--> Skip to Main Content
It looks like you're using Internet Explorer 11 or older. This website works best with modern browsers such as the latest versions of Chrome, Firefox, Safari, and Edge. If you continue with this browser, you may see unexpected results.
Library homepage

ENG 380 - Hartman: Search Tips

Keyword searching

KEYWORDS or KEYWORD PHRASES are words or phrases that describe your topic that use to search for information

Start by writing a sentence describing your topic,

  1. Pick out the important words or phrases -- these are your keywords
  2. Make a list of synonyms for each of the words or phrases
  3. Search and see which are the best for your topic.
  4. Put phrases in quotation marks:  for example "temperature change"

If your first set of keywords does not give you the articles you need:

  1. Make a list of synonyms or phrases that have similar meanings to your first set of keywords
  2. Make searches with the synonyms
  3. If you find even one article that is right on target, look at the Subjects assigned to that article and use those as search terms.
  4. You can also look at the references that the author cites. Many of them will be related.


Using AND / OR / NOT in Your Search

And / Or / Not

These are Boolean operators. 

Think of each keyword as having a "set" of results that are connected with it.

These sets can be combined to produce a different "set" of results. 

AND is used to reveal only the documents that have both  ​concepts.. Use AND to narrow your search.

For example.  Below you see the difference in the amount of results that occurs by using the various operators.

Search Term Hits
HIV 123,252 hits
Denialism 91 hits
HIV AND Denialism 36 hits


The words "HIV' and 'Denialism will both be present in each record.

OR is a connector that allows either word to be present in each record in the results. Use OR to expand your search.

Search Term Hits
Adolescents   86,877 hits
Teenagers 151,644 hits
Adolescents OR teenagers 182,833 hits


Either 'adolescents' or 'teenagers' (or both) will be present in each record.


NOT is a connector that requires the first word be present in each record in the results, but only if the record does not contain the second word.

Search Term Hits
HIV 123,252 hits
Adolescents OR Teenagers 182,833 hits
 NOT United States 2,598 hits   


So a search for HIV AND Adolescents OR Teenagers NOT in the United States will remove records that include United States

Choosing Keywords

Search Symbols

?    A question mark  is called a wild card.  In a search, it replaces one character within a word.

  • for example:  you can search Sahar?n if you are unsure whether it is spelled Saharen or Saharan (correct spelling).
  • a pound sign (#) is used as a wild card if you want to replace 2 or more letters within a word.

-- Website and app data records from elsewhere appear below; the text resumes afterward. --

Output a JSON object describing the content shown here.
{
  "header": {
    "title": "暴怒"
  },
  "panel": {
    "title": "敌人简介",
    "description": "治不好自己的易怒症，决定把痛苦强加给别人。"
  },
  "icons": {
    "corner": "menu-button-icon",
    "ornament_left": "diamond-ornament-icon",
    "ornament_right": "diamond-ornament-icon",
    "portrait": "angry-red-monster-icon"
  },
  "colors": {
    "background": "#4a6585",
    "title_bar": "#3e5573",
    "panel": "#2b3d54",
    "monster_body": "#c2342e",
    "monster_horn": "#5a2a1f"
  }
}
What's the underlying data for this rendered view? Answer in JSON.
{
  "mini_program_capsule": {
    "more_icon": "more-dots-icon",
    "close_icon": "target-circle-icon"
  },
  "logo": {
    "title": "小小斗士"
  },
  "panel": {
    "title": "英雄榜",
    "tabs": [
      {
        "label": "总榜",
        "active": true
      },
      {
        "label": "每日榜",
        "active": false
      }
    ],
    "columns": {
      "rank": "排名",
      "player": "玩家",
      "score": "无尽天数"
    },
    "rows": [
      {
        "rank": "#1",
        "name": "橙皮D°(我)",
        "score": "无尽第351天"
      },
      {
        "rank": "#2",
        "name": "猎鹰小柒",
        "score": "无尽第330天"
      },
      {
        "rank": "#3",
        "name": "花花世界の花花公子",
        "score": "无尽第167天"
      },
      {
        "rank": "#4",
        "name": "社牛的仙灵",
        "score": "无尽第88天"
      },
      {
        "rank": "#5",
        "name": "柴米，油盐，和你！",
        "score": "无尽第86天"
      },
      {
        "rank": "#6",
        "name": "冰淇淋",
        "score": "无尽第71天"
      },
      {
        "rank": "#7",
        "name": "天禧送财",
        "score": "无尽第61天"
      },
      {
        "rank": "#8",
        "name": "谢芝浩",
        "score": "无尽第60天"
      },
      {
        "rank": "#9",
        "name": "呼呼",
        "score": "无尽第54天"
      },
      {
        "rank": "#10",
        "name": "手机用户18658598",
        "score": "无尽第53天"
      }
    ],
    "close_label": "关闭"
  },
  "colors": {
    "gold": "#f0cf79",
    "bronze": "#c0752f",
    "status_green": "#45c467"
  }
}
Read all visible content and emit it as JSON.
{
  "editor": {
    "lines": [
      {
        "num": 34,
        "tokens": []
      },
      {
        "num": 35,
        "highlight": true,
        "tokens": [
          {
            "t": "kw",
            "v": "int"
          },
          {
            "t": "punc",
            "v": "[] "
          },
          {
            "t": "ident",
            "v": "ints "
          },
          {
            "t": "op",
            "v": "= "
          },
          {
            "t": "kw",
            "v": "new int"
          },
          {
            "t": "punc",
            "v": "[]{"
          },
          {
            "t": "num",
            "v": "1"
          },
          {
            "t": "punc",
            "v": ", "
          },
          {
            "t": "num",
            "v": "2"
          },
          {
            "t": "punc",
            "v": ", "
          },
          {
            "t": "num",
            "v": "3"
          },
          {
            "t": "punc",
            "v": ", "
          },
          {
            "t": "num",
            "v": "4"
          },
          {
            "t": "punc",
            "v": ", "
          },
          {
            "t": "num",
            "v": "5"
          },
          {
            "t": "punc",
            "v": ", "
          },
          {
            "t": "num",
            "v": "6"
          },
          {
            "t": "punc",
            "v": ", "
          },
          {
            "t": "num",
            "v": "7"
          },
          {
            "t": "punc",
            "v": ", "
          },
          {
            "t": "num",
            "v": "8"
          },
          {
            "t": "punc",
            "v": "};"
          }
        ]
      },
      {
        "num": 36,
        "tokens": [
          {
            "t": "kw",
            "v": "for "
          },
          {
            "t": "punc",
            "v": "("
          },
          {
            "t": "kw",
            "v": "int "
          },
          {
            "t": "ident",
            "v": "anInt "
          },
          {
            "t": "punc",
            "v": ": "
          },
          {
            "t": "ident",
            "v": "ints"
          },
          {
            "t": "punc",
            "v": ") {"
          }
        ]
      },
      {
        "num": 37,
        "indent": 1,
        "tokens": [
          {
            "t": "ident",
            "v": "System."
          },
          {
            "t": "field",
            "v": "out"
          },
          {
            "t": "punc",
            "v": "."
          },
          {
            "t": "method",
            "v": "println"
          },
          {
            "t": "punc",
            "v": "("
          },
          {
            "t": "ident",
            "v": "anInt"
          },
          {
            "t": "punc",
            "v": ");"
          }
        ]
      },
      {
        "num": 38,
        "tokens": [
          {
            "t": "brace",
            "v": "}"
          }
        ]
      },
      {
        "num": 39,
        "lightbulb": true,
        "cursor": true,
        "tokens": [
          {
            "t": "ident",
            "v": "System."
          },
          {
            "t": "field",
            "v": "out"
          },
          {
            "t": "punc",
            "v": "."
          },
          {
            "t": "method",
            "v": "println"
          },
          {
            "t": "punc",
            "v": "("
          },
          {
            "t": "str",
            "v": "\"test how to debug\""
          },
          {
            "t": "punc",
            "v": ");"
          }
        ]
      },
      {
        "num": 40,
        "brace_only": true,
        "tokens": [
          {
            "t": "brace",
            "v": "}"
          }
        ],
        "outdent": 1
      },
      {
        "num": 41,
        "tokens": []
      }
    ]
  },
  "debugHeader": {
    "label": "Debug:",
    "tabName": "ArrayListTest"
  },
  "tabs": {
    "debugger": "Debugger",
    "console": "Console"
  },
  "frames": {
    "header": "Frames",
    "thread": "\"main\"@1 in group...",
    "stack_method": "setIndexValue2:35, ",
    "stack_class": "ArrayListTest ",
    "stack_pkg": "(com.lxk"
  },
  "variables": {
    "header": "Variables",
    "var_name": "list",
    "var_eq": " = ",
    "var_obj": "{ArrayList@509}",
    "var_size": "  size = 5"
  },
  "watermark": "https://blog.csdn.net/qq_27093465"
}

*     An asterisk is used for truncation. It is always placed at the end.  It searches for all words that start with the root phrase before the pound sign. The *  represents any number of letters at the end of the word.

  • For example, if you want to search variations of a term, or are unsure of spelling:  white-tai* deer 
    will retrieve both white-tail deer and white-tailed deer (correct form)
  • This also works well for plurals that have different endings, or for alternate spellings for terms that are spelled differently in other English-speaking countries